A psychologist whose error led to a false report of child sex abuse being made against Garda whistleblower Maurice McCabe has denied being part of any conspiracy against him.
Laura Brophy was asked by the chairman of the Disclosures Tribunal, Mr Justice Peter Charleton, if there was any way she could have forwarded the false report deliberately.
She replied: "There is no way I would have done anything like that."
The tribunal is investigating the circumstances surrounding how a false claim of sex abuse was recorded and whether it was subsequently used by senior gardaí to smear Sgt McCabe.
The tribunal had already heard evidence that a report compiled by Ms Brophy, who works for the HSE's Rian counselling service, contained incorrect information regarding a complaint by a woman known as Ms D against Sgt McCabe.
Ms D's allegation was that Sgt McCabe had "dry humped" her when she was six or seven years of age while they were playing hide and seek.
But a report forwarded by Ms Brophy to HSE child protection services in August 2013, which was in turn forwarded to gardaí, contained a more serious allegation, not made by Ms D, that she had been subject to digital penetration, both vaginal and anal.
This appears to have been lifted in error from a report dealing with another client of Ms Brophy, known as Ms Y.
She has been unable to explain how this happened.

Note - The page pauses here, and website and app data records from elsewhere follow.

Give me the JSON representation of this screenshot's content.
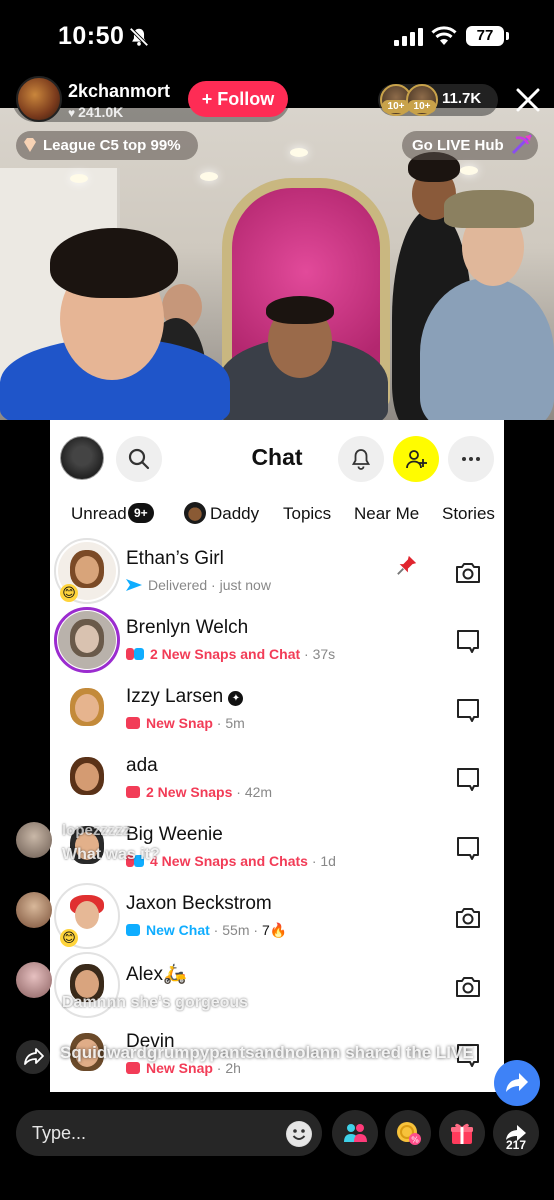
{
  "status_bar": {
    "time": "10:50",
    "battery": "77"
  },
  "live": {
    "host_name": "2kchanmort",
    "host_likes": "241.0K",
    "follow_label": "+ Follow",
    "viewer_badge_1": "10+",
    "viewer_badge_2": "10+",
    "viewer_count": "11.7K",
    "rank_label": "League C5 top 99%",
    "hub_label": "Go LIVE Hub"
  },
  "snapchat": {
    "title": "Chat",
    "filters": {
      "unread": "Unread",
      "unread_count": "9+",
      "daddy": "Daddy",
      "topics": "Topics",
      "near_me": "Near Me",
      "stories": "Stories"
    },
    "chats": [
      {
        "name": "Ethan’s Girl",
        "status": "Delivered",
        "time": "just now",
        "status_style": "gray",
        "icon_color": "#0fadff",
        "action": "camera",
        "pinned": true
      },
      {
        "name": "Brenlyn Welch",
        "status": "2 New Snaps and Chat",
        "time": "37s",
        "status_style": "red",
        "icon_color": "#f23c57",
        "action": "chat"
      },
      {
        "name": "Izzy Larsen",
        "status": "New Snap",
        "time": "5m",
        "status_style": "red",
        "icon_color": "#f23c57",
        "action": "chat"
      },
      {
        "name": "ada",
        "status": "2 New Snaps",
        "time": "42m",
        "status_style": "red",
        "icon_color": "#f23c57",
        "action": "chat"
      },
      {
        "name": "Big Weenie",
        "status": "4 New Snaps and Chats",
        "time": "1d",
        "status_style": "red",
        "icon_color": "#f23c57",
        "action": "chat"
      },
      {
        "name": "Jaxon Beckstrom",
        "status": "New Chat",
        "time": "55m",
        "extra": "7🔥",
        "status_style": "blue",
        "icon_color": "#0fadff",
        "action": "camera"
      },
      {
        "name": "Alex🛵",
        "status": "",
        "time": "",
        "status_style": "gray",
        "icon_color": "#888",
        "action": "camera"
      },
      {
        "name": "Devin",
        "status": "New Snap",
        "time": "2h",
        "status_style": "red",
        "icon_color": "#f23c57",
        "action": "chat"
      }
    ]
  },
  "comments": [
    {
      "name": "lopezzzzz",
      "text": "What was it?"
    },
    {
      "name": "",
      "text": "Damnnn she's gorgeous"
    }
  ],
  "share_notice": "Squidwardgrumpypantsandnolann shared the LIVE",
  "bottom": {
    "input_placeholder": "Type...",
    "share_count": "217"
  }
}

Mr Justice Charleton said that around the time the incorrect report was made, Sgt McCabe was the subject of a disciplinary investigation after a computer seized in a child sex abuse case went missing from a Garda evidence room.
Sgt McCabe was subsequently cleared of any wrongdoing.
Mr Justice Charleton noted Sgt McCabe had been interviewed about the missing computer in June 2013 and that Ms D's referral to Rian came the following month. He said the erroneous report submitted by Ms Brophy would have supported those in the force who were against Sgt McCabe.
Referring to the timing of events, Mr Justice Charleton said: "Can you appreciate that if you had done something deliberate it would have caused maximum damage?"
Ms Brophy said she did appreciate the magnitude of the situation. "I can see how it would have been catastrophic. I would never have been complicit in anything like that," she said.
Ms Brophy said she was not aware of the investigation into the missing computer.
She also said that there had been no direct contact from gardaí subsequent to the mistake in the report being discovered in May 2014. Ms Brophy said she has no friends or relations in An Garda Síochána.
Ms Brophy said she realised she set in train "an appalling injustice" against Sgt McCabe.
During questioning from Michael McDowell SC, for Sgt McCabe, it emerged Ms D had been hoping to become a garda herself around the time she was seen by Ms Brophy.
However, Ms D was worried that reporting the alleged abuse would damage her chances of joining the force.
Mr McDowell said that Ms Brophy had a discussion with her supervisor Fiona Ward about some "serious problems" Ms D was facing at the time.
"Those problems would, if they came to notice, have very seriously affected her capacity to be a member of An Garda Síochána," he said.
The exact nature of the problems were not specified by Mr McDowell.